Data Enrichment Techniques and Tools

Generally, three methodologies encompass data enrichment:

  • Enriching data manually: You can manually input data into a database or spreadsheet. While this approach may be laborious and prone to errors, it can be advantageous when dealing with moderate data volumes.
  • Scraping data through manually built tools: Using specialized software or programs can extract data from websites or other online resources. Large quantities of data can be gathered in this manner with efficiency; nevertheless, it may be tedious, demanding technical proficiency.
  • Using a commercial data enrichment tool: A data enrichment tool is a software app or service that aggregates and organizes data from various sources, such as third-party entities, prioritizing data hygiene and structure. Data enrichment tools include Clearbit, Cognism, LeadGenius, and ZoomInfo. Although these tools possess considerable power, they may be limited by the data sources available – unlike manually built tools.

No matter which approach you use – manual, commercial tool, or home-grown scripts – the enrichment process will incorporate one or more of the following techniques:

1. Segmentation

A data object (like a client, merchandise, or site) is divided into distinct categories using data segmentation. This is determined by an established set of predetermined variables (for consumers, these may include age, gender, or income). After this, the object is defined more precisely through segmentation.

2. Structuring

This is the classification of unstructured data, transforming it into a structured format that may be analyzed. This can be accomplished using themes or sentiments. For instance, the feedback from the consumer may have been favorable, unfavorable, or neutral. You could also identify the “subject” of the text. Did the text pertain to real estate, politics, or sports? Structuring identifies the text’s sentiment and/or topic and assigns a tag for analysis.

3. Imputation

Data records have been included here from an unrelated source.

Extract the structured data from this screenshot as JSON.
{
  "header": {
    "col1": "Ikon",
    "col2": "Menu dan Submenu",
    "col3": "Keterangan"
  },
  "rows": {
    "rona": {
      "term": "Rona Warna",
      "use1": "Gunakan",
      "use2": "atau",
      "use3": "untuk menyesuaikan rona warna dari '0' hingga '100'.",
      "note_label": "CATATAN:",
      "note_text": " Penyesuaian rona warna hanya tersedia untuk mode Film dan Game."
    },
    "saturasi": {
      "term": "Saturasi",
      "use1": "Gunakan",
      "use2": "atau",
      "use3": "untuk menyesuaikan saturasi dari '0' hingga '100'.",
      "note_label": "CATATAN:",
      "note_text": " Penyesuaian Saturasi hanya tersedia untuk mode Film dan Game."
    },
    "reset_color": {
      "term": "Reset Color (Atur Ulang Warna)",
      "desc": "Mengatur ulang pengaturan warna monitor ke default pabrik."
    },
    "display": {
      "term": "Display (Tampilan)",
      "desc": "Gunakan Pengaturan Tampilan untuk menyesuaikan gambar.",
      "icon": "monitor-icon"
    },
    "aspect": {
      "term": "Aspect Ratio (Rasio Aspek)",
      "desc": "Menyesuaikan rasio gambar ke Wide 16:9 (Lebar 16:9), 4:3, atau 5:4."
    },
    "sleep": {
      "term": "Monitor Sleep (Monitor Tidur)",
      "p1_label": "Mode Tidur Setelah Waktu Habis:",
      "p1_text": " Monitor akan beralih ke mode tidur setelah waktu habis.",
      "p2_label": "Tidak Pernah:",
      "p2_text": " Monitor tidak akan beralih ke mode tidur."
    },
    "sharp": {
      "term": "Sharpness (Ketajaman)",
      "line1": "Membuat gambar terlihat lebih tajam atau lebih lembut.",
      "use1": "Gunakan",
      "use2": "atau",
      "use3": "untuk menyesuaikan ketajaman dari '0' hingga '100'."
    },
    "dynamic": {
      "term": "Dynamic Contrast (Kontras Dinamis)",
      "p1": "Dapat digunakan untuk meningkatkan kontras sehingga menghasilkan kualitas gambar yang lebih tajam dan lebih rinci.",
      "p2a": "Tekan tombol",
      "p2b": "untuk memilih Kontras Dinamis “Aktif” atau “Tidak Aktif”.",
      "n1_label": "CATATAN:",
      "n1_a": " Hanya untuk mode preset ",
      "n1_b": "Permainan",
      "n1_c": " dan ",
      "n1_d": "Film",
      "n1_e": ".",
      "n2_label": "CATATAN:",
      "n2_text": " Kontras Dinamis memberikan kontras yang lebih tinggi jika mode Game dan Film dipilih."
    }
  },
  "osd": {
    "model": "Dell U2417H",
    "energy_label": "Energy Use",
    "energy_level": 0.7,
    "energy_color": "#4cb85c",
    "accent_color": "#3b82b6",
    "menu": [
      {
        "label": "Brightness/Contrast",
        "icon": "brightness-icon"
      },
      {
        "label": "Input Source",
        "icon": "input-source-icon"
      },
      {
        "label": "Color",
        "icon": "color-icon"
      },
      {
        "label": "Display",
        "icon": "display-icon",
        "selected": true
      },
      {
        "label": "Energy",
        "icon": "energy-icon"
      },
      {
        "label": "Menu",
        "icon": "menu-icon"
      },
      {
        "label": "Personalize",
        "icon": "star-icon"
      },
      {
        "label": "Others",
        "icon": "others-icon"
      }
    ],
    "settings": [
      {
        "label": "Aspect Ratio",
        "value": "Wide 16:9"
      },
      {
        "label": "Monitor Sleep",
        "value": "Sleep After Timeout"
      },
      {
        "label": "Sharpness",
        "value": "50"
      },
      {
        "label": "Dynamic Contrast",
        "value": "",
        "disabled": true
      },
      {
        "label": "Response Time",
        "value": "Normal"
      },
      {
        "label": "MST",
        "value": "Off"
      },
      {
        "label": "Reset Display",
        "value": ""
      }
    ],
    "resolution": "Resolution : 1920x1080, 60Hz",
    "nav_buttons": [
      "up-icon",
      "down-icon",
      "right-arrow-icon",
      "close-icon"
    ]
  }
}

Data imputation is the process of replacing absent or inconsistent data within fields with corresponding values. Using the estimated value enables a more precise data analysis than treating the absent value as zero, which might introduce bias into aggregations.

4. Derived attributes

While potentially derived from one or more other fields, these fields were not initially incorporated into the data collection. For example, the “date of birth” column can be used to determine age. Derivative elements are beneficial since they contain logic commonly used during analysis.

5. Appending

You consolidate data from multiple sources to create a more thorough, precise, and uniform set compared to the sum of its individual components – by enhancing an existing dataset with additional data. You can create a 360-degree customer profile, for example, by including the information from your customer relationship management (CRM), financial records, and marketing & sales archives.

The Importance of Data Enrichment in Modern Marketing

Today, you have access to a wealth of customer data. However, a clear customer representation is critical for marketing leaders to extract valuable and reliable insights from the data – built on the broadest possible and most exhaustive dataset.

One potential drawback is that focusing entirely on first-party data might make you miss out on other recently acquired material that emerges over time. This is where data enrichment is crucial. It enables the finding and collecting of new candidates, including contacts and accounts – along with broader attributes like the “total addressable market.”

Quality data is also a prerequisite for sales enablement. Data enrichment can optimize sales processes by supplementing inadequate prospect profiles with critical details like job titles or direct phone numbers. You can identify consumer sub-groups most susceptible to churn using enriched data and then develop and assess relevant case studies and hypotheses to prevent that attrition.